As the mobile OS market turns more toward general consumers, Microsoft's Windows Mobile has chosen to focus on the business sector, with lackluster results. As the mobile systems debate heats up, Windows Mobile has been largely left out of the conversation, mainly because it's so behind its competitors in interactivity and functionality.
But Windows Mobile is available on about 40 models, and most are from smaller manufacturers such as i-mate -- and that number is expected to grow only minimally with the launch of Windows Mobile 6.5 in October. As the smartphone industry ballooned last year, Windows Mobile's market share fell.

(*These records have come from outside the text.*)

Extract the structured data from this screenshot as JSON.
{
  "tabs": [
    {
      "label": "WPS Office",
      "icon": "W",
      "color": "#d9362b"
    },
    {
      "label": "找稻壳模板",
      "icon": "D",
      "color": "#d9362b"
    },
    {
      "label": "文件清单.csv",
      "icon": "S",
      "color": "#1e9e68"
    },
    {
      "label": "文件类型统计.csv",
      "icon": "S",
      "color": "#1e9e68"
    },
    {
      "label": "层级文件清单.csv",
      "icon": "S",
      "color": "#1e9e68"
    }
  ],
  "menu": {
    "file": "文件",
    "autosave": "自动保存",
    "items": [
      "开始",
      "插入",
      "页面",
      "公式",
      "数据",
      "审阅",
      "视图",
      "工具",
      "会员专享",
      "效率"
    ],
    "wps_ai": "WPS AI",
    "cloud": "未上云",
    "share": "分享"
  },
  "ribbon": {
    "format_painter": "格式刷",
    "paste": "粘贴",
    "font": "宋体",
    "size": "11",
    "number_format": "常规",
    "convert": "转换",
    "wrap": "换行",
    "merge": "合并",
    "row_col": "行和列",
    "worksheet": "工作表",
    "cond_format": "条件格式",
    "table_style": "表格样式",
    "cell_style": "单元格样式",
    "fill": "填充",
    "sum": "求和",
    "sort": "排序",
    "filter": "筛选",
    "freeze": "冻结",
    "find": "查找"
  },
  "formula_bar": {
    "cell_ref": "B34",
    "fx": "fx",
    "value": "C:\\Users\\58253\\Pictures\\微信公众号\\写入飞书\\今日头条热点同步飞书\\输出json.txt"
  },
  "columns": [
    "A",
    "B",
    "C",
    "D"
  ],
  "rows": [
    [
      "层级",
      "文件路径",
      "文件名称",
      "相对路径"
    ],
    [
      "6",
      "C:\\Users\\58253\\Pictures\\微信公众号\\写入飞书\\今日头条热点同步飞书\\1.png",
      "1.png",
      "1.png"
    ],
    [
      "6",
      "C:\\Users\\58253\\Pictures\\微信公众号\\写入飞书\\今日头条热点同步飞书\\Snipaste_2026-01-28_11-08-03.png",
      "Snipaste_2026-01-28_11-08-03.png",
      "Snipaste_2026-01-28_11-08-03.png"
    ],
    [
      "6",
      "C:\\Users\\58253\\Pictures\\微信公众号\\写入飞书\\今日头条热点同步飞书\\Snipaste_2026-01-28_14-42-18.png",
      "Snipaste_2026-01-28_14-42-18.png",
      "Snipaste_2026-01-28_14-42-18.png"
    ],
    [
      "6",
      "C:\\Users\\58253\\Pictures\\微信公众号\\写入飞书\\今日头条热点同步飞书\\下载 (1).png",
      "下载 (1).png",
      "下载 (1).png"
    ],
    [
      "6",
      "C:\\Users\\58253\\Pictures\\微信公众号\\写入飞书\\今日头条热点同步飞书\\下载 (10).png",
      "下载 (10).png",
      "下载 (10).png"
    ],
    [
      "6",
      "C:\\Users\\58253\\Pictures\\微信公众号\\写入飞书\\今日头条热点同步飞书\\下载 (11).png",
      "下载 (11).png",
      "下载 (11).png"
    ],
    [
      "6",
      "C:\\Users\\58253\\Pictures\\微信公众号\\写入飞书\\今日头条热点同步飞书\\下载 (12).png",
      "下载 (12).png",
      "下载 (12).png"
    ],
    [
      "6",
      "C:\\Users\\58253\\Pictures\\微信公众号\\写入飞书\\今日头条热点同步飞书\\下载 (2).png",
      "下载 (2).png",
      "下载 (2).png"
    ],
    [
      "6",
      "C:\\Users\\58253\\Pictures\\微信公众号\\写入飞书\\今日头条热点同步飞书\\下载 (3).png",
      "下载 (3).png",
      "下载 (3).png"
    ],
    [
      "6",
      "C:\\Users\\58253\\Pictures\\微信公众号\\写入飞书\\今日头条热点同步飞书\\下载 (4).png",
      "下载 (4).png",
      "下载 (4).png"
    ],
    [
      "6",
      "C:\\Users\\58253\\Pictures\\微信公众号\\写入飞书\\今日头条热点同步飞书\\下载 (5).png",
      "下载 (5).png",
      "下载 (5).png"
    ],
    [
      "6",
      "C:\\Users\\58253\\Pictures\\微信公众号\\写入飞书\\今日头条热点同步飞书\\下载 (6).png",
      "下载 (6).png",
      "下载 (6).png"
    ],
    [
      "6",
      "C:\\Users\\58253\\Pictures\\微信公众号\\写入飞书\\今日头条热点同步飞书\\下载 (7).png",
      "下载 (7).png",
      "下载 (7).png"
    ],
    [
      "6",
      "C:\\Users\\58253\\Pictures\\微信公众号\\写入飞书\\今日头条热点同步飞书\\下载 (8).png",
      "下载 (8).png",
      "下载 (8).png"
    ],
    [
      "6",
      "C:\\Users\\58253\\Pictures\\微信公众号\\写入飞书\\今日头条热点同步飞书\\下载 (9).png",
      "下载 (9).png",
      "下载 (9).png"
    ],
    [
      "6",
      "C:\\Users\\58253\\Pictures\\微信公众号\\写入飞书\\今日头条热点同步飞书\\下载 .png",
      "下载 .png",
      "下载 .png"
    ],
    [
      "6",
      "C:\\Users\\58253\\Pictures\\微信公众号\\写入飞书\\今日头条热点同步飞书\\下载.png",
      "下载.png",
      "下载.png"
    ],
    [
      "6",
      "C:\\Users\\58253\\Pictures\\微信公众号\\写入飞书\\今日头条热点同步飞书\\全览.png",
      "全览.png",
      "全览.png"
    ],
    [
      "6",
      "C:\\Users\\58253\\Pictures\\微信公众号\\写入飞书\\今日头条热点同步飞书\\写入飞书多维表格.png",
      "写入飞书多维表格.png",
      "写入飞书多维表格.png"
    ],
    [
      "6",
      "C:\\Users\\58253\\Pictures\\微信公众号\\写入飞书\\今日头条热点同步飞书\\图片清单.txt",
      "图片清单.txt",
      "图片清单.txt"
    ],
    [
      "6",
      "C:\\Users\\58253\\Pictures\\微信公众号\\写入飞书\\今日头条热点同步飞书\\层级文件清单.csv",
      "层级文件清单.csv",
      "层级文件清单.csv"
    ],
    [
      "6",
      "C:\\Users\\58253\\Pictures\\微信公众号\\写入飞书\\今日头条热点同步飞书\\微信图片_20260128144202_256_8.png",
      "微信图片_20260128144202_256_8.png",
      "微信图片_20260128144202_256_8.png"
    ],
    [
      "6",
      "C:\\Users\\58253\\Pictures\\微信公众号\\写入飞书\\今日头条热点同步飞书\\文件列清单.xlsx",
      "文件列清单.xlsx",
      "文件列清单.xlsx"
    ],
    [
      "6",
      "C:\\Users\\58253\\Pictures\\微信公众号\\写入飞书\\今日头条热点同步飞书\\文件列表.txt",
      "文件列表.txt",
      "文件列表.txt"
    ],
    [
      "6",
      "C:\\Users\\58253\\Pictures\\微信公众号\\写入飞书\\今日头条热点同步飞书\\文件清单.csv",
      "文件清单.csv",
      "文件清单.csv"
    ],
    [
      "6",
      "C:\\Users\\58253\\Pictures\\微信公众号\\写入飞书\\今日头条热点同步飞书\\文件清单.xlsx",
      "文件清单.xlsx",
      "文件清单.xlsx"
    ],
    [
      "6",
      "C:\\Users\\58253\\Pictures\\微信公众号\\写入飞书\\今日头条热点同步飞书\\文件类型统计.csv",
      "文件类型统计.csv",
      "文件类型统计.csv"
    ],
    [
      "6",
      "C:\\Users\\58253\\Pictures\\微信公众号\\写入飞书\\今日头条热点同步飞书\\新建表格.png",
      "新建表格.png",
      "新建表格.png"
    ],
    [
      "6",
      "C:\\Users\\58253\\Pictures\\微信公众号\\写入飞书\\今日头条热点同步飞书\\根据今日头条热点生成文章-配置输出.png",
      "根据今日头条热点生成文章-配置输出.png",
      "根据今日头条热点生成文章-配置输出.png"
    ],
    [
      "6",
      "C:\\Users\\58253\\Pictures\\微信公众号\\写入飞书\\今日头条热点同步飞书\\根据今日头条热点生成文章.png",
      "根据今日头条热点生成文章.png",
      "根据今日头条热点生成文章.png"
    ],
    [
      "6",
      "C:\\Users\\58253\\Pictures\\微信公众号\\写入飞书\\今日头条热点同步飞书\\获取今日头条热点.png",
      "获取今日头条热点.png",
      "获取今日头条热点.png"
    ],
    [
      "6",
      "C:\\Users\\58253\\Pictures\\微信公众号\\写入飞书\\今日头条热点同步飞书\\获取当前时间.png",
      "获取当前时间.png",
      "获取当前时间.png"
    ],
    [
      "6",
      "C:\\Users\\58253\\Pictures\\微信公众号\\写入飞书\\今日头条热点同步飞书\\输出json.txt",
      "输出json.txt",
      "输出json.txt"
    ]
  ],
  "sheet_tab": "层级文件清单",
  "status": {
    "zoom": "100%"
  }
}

Gartner's Dulaney attributes the stall to Windows Mobile's user experience; its current version hasn't evolved much beyond the one Microsoft launched four years ago. When most companies made user experience their top priority, Dulaney says Microsoft neglected it. "Microsoft has tried and failed in the past," he says. "They have a big challenge to in 2010."